(Description of the task): If a line in the data below includes the string "group", please return a copy of it.

[Entries supplied Boundary: Start]

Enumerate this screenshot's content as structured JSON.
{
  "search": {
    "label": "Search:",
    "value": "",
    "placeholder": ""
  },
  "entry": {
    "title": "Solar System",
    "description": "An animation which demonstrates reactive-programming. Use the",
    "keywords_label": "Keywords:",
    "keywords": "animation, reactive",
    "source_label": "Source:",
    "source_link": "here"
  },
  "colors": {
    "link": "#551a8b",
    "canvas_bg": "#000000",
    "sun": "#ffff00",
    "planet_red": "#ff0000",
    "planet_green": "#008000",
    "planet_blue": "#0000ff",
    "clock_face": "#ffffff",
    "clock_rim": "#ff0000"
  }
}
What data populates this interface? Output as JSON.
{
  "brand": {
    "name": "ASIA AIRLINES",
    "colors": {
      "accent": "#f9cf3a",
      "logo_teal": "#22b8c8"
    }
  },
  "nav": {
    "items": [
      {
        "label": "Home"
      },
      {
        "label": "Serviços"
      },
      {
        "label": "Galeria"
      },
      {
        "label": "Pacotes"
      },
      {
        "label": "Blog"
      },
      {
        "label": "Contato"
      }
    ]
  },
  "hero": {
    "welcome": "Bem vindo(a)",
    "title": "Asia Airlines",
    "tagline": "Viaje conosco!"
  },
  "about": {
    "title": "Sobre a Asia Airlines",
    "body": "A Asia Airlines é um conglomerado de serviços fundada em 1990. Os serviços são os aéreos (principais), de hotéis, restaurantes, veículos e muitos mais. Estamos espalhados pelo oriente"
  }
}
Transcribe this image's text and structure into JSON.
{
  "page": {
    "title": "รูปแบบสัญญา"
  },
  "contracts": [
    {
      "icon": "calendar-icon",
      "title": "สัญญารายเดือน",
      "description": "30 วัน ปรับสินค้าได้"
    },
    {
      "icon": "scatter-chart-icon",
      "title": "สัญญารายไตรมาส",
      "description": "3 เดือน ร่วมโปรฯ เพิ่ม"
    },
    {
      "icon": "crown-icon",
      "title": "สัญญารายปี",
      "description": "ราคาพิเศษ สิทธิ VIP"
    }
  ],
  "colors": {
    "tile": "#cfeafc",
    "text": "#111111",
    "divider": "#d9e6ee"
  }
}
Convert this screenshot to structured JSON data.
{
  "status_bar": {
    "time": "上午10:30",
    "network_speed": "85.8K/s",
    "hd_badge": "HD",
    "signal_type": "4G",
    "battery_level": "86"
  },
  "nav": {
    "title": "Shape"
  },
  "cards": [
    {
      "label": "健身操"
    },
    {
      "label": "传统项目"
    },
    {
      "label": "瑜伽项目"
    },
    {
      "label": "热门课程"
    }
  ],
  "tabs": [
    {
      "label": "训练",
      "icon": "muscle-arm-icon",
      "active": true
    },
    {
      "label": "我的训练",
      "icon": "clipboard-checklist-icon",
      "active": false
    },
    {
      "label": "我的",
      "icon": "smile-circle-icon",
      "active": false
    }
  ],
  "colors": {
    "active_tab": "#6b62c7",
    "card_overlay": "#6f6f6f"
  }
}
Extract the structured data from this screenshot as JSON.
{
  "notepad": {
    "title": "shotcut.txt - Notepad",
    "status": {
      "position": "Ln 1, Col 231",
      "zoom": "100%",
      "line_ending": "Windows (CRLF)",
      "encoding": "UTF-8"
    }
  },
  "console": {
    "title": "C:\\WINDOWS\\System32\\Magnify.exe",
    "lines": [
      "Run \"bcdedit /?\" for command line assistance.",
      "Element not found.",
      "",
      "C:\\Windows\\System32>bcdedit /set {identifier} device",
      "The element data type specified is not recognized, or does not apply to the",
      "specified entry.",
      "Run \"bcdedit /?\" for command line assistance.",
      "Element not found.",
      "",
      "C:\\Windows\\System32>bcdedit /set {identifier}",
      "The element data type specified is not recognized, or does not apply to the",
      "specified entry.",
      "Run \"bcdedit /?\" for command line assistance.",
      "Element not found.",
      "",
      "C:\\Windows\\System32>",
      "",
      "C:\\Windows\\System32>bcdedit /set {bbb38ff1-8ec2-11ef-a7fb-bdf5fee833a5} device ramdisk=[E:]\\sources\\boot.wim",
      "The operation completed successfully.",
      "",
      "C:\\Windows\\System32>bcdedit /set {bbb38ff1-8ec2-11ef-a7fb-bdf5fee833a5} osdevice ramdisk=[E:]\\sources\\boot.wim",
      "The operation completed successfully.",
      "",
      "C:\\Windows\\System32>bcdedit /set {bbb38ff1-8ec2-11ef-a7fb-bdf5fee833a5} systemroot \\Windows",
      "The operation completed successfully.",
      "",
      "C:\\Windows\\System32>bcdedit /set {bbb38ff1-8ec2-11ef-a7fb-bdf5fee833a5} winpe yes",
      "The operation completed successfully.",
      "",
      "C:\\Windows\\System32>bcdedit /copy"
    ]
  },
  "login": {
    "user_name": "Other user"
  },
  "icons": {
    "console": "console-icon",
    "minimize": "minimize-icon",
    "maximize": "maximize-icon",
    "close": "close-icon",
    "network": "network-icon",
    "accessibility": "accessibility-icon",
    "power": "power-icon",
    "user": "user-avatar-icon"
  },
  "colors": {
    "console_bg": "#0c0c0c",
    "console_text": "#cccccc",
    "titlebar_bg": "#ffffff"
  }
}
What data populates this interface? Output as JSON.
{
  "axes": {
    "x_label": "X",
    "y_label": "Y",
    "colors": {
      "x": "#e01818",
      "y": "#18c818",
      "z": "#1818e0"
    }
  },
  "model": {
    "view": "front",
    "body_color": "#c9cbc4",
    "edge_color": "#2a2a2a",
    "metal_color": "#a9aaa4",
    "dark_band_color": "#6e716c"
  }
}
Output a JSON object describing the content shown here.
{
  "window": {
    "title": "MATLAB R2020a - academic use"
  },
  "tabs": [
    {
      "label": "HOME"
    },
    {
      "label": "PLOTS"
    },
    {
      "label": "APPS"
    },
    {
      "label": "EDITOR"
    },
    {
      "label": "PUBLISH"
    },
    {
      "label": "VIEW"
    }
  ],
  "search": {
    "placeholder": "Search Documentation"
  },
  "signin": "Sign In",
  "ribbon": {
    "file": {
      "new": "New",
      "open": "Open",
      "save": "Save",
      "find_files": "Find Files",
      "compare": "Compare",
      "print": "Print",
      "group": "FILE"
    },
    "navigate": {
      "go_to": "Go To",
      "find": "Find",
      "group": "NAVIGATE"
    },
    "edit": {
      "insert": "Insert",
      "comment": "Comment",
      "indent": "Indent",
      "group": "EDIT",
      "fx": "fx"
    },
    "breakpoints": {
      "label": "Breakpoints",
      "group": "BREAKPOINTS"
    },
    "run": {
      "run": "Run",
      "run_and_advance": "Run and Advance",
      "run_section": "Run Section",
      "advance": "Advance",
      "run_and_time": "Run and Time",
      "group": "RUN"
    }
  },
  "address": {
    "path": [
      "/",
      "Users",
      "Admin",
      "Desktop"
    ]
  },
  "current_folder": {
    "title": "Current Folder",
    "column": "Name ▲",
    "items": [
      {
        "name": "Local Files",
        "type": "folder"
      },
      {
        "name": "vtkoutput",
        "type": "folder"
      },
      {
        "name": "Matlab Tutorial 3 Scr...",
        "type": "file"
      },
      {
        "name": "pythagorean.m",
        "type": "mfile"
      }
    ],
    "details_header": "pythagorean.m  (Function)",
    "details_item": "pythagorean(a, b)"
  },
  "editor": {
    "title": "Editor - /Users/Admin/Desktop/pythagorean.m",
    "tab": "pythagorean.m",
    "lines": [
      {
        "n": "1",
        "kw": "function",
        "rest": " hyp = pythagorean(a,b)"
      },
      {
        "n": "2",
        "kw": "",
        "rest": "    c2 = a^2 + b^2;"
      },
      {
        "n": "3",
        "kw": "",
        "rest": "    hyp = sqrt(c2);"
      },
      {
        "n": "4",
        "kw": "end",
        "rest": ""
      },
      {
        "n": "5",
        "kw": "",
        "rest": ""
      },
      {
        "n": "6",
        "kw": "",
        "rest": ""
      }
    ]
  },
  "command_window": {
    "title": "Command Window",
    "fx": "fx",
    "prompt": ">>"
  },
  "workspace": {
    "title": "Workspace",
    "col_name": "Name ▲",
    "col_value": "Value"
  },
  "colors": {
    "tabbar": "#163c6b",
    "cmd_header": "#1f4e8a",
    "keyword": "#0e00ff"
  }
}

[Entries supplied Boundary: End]

(Task answer):
      "group": "FILE"
      "group": "NAVIGATE"
      "group": "EDIT",
      "group": "BREAKPOINTS"
      "group": "RUN"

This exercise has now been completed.